I am a lifetime resident of San Pedro and the changes that have occurred over the past few years are astounding.
California is now a sanctuary state, with many sanctuary cities. It welcomes illegal aliens who can receive medical and other free benefits, compliments of the California taxpayer. It leads the nation in homelessness and allows vagrants to camp out on its streets, to do drugs, and relieve themselves in public without any restrictions or consequences. It’s passed laws that will cost the taxpayers billions of dollars to deal with the homeless problem. It has the highest state income tax in the nation and its public education system is a disgrace. Its gasoline tax has been increased constantly while its roads continue to deteriorate. It’s passes laws that are a joke at best, no straws, no plastic bags at the supermarket unless you pay for them, etc. It has alienated businesses and property owners to the extent that many are leaving the state. It supports gender free restrooms which in my opinion can be a danger to children. Recently, it wants to teach children that capitalism is racist.
It seems like everyday there is something new that is in conflict with America and its traditions. Most of the above can be attributed to the liberal politicians who have dominated its political offices.
Unless significant changes are made California could become the first state to be recognized as a “third world state.”
Kenneth M. Bezich, San Pedro
I presume that at one point your family immigrated to this country and then had access to at least a free public education, if not other public services supported by taxpayer dollars. And, as much as some nativists at that time may have discriminated against you and yours, no one shut the door on you as you are now proposing to do to those who come after.

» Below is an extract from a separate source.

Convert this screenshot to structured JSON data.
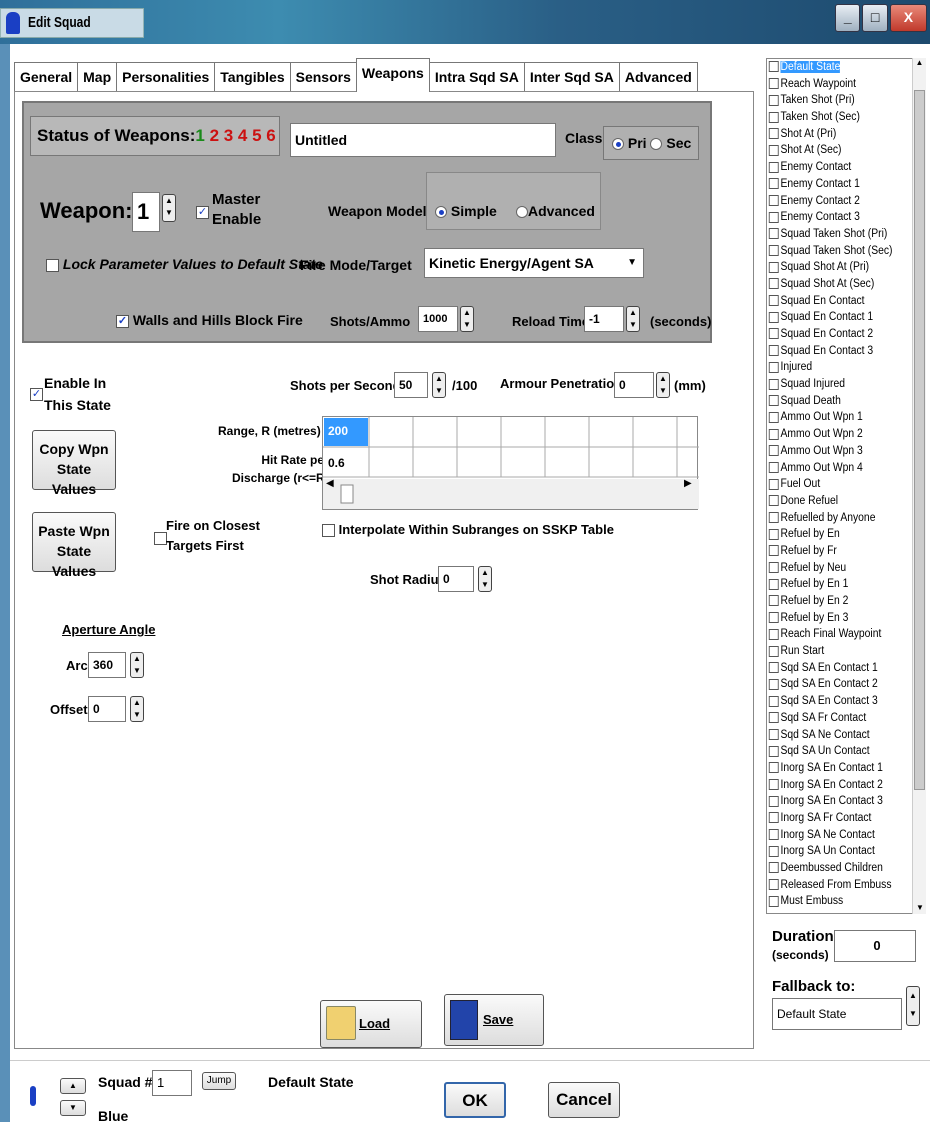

This area, and California in general, is a diverse cultural melting pot that has become an international cioppino of flavors that is difficult to replicate anywhere else. This should be celebrated and not disparaged. In the end, we will fix the homeless problem.
James Preston Allen, Publisher